** Opening Material for this task block **

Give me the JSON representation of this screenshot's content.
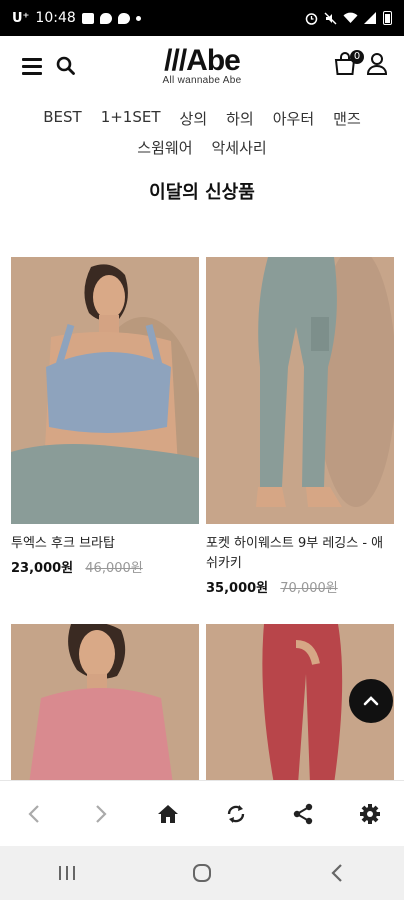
{
  "status_bar": {
    "carrier": "U⁺",
    "time": "10:48"
  },
  "header": {
    "logo_text": "///Abe",
    "logo_tagline": "All wannabe Abe",
    "cart_count": "0"
  },
  "categories": {
    "row1": [
      "BEST",
      "1+1SET",
      "상의",
      "하의",
      "아우터",
      "맨즈"
    ],
    "row2": [
      "스윔웨어",
      "악세사리"
    ]
  },
  "section_title": "이달의 신상품",
  "products": [
    {
      "name": "투엑스 후크 브라탑",
      "price": "23,000원",
      "original_price": "46,000원",
      "image": "model in blue sports bra and sage leggings"
    },
    {
      "name": "포켓 하이웨스트 9부 레깅스 - 애쉬카키",
      "price": "35,000원",
      "original_price": "70,000원",
      "image": "legs in sage pocket leggings"
    },
    {
      "name": "",
      "price": "",
      "original_price": "",
      "image": "model in pink short-sleeve top"
    },
    {
      "name": "",
      "price": "",
      "original_price": "",
      "image": "legs in red leggings"
    }
  ],
  "colors": {
    "bg_tan": "#c4a287",
    "sage": "#8a9c98",
    "blue_top": "#8ea3bd",
    "pink_top": "#d98a8f",
    "red_leggings": "#b8454a",
    "skin": "#d9a987"
  },
  "toolbar_icons": [
    "back-arrow-icon",
    "forward-arrow-icon",
    "home-icon",
    "refresh-icon",
    "share-icon",
    "settings-icon"
  ],
  "nav_icons": [
    "recents-icon",
    "home-circle-icon",
    "back-icon"
  ]
}
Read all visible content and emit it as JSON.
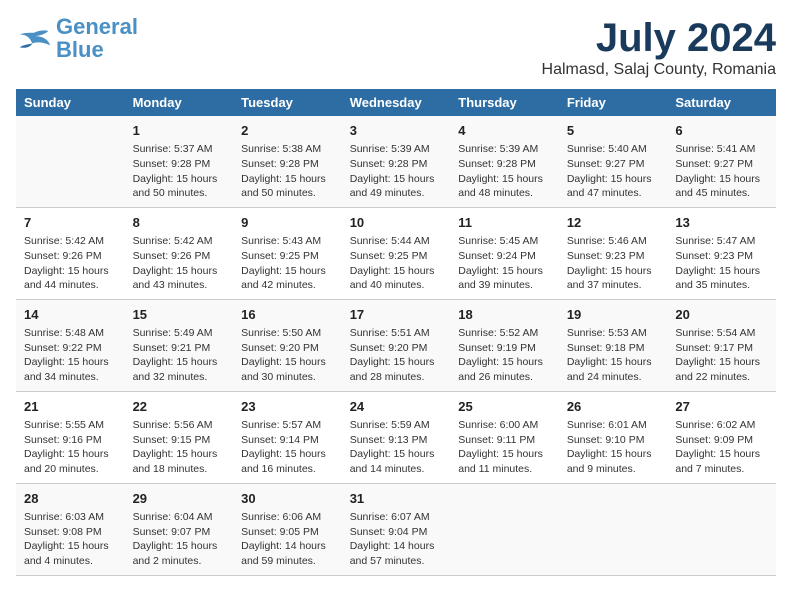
{
  "header": {
    "logo_general": "General",
    "logo_blue": "Blue",
    "title": "July 2024",
    "subtitle": "Halmasd, Salaj County, Romania"
  },
  "weekdays": [
    "Sunday",
    "Monday",
    "Tuesday",
    "Wednesday",
    "Thursday",
    "Friday",
    "Saturday"
  ],
  "weeks": [
    [
      {
        "day": "",
        "info": ""
      },
      {
        "day": "1",
        "info": "Sunrise: 5:37 AM\nSunset: 9:28 PM\nDaylight: 15 hours\nand 50 minutes."
      },
      {
        "day": "2",
        "info": "Sunrise: 5:38 AM\nSunset: 9:28 PM\nDaylight: 15 hours\nand 50 minutes."
      },
      {
        "day": "3",
        "info": "Sunrise: 5:39 AM\nSunset: 9:28 PM\nDaylight: 15 hours\nand 49 minutes."
      },
      {
        "day": "4",
        "info": "Sunrise: 5:39 AM\nSunset: 9:28 PM\nDaylight: 15 hours\nand 48 minutes."
      },
      {
        "day": "5",
        "info": "Sunrise: 5:40 AM\nSunset: 9:27 PM\nDaylight: 15 hours\nand 47 minutes."
      },
      {
        "day": "6",
        "info": "Sunrise: 5:41 AM\nSunset: 9:27 PM\nDaylight: 15 hours\nand 45 minutes."
      }
    ],
    [
      {
        "day": "7",
        "info": "Sunrise: 5:42 AM\nSunset: 9:26 PM\nDaylight: 15 hours\nand 44 minutes."
      },
      {
        "day": "8",
        "info": "Sunrise: 5:42 AM\nSunset: 9:26 PM\nDaylight: 15 hours\nand 43 minutes."
      },
      {
        "day": "9",
        "info": "Sunrise: 5:43 AM\nSunset: 9:25 PM\nDaylight: 15 hours\nand 42 minutes."
      },
      {
        "day": "10",
        "info": "Sunrise: 5:44 AM\nSunset: 9:25 PM\nDaylight: 15 hours\nand 40 minutes."
      },
      {
        "day": "11",
        "info": "Sunrise: 5:45 AM\nSunset: 9:24 PM\nDaylight: 15 hours\nand 39 minutes."
      },
      {
        "day": "12",
        "info": "Sunrise: 5:46 AM\nSunset: 9:23 PM\nDaylight: 15 hours\nand 37 minutes."
      },
      {
        "day": "13",
        "info": "Sunrise: 5:47 AM\nSunset: 9:23 PM\nDaylight: 15 hours\nand 35 minutes."
      }
    ],
    [
      {
        "day": "14",
        "info": "Sunrise: 5:48 AM\nSunset: 9:22 PM\nDaylight: 15 hours\nand 34 minutes."
      },
      {
        "day": "15",
        "info": "Sunrise: 5:49 AM\nSunset: 9:21 PM\nDaylight: 15 hours\nand 32 minutes."
      },
      {
        "day": "16",
        "info": "Sunrise: 5:50 AM\nSunset: 9:20 PM\nDaylight: 15 hours\nand 30 minutes."
      },
      {
        "day": "17",
        "info": "Sunrise: 5:51 AM\nSunset: 9:20 PM\nDaylight: 15 hours\nand 28 minutes."
      },
      {
        "day": "18",
        "info": "Sunrise: 5:52 AM\nSunset: 9:19 PM\nDaylight: 15 hours\nand 26 minutes."
      },
      {
        "day": "19",
        "info": "Sunrise: 5:53 AM\nSunset: 9:18 PM\nDaylight: 15 hours\nand 24 minutes."
      },
      {
        "day": "20",
        "info": "Sunrise: 5:54 AM\nSunset: 9:17 PM\nDaylight: 15 hours\nand 22 minutes."
      }
    ],
    [
      {
        "day": "21",
        "info": "Sunrise: 5:55 AM\nSunset: 9:16 PM\nDaylight: 15 hours\nand 20 minutes."
      },
      {
        "day": "22",
        "info": "Sunrise: 5:56 AM\nSunset: 9:15 PM\nDaylight: 15 hours\nand 18 minutes."
      },
      {
        "day": "23",
        "info": "Sunrise: 5:57 AM\nSunset: 9:14 PM\nDaylight: 15 hours\nand 16 minutes."
      },
      {
        "day": "24",
        "info": "Sunrise: 5:59 AM\nSunset: 9:13 PM\nDaylight: 15 hours\nand 14 minutes."
      },
      {
        "day": "25",
        "info": "Sunrise: 6:00 AM\nSunset: 9:11 PM\nDaylight: 15 hours\nand 11 minutes."
      },
      {
        "day": "26",
        "info": "Sunrise: 6:01 AM\nSunset: 9:10 PM\nDaylight: 15 hours\nand 9 minutes."
      },
      {
        "day": "27",
        "info": "Sunrise: 6:02 AM\nSunset: 9:09 PM\nDaylight: 15 hours\nand 7 minutes."
      }
    ],
    [
      {
        "day": "28",
        "info": "Sunrise: 6:03 AM\nSunset: 9:08 PM\nDaylight: 15 hours\nand 4 minutes."
      },
      {
        "day": "29",
        "info": "Sunrise: 6:04 AM\nSunset: 9:07 PM\nDaylight: 15 hours\nand 2 minutes."
      },
      {
        "day": "30",
        "info": "Sunrise: 6:06 AM\nSunset: 9:05 PM\nDaylight: 14 hours\nand 59 minutes."
      },
      {
        "day": "31",
        "info": "Sunrise: 6:07 AM\nSunset: 9:04 PM\nDaylight: 14 hours\nand 57 minutes."
      },
      {
        "day": "",
        "info": ""
      },
      {
        "day": "",
        "info": ""
      },
      {
        "day": "",
        "info": ""
      }
    ]
  ]
}
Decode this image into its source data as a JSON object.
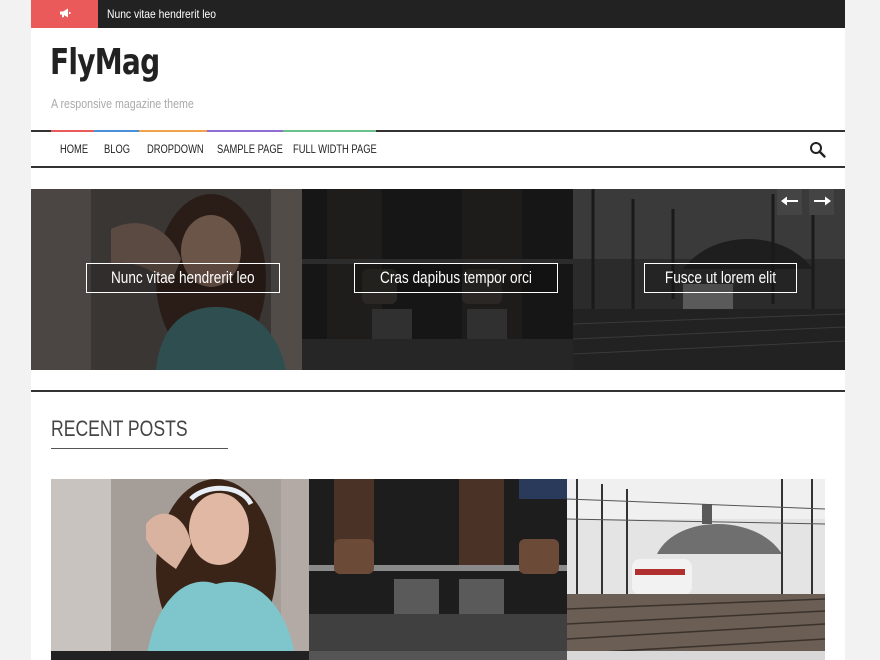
{
  "ticker": {
    "icon": "megaphone-icon",
    "badge_color": "#ea5a5a",
    "headline": "Nunc vitae hendrerit leo"
  },
  "site": {
    "title": "FlyMag",
    "tagline": "A responsive magazine theme"
  },
  "nav": {
    "items": [
      {
        "label": "HOME"
      },
      {
        "label": "BLOG"
      },
      {
        "label": "DROPDOWN"
      },
      {
        "label": "SAMPLE PAGE"
      },
      {
        "label": "FULL WIDTH PAGE"
      }
    ],
    "accent_colors": [
      "#ea5a5a",
      "#4a90d9",
      "#f0a34a",
      "#8e6fd1",
      "#6cc08b"
    ],
    "search_icon": "search-icon"
  },
  "slider": {
    "slides": [
      {
        "caption": "Nunc vitae hendrerit leo"
      },
      {
        "caption": "Cras dapibus tempor orci"
      },
      {
        "caption": "Fusce ut lorem elit"
      }
    ],
    "prev_icon": "arrow-left-icon",
    "next_icon": "arrow-right-icon"
  },
  "recent_posts": {
    "heading": "RECENT POSTS"
  }
}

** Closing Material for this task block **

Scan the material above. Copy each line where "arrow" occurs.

◆ Answer below ◆
    "back-arrow-icon",
    "forward-arrow-icon",
    "prev_icon": "arrow-left-icon",
    "next_icon": "arrow-right-icon"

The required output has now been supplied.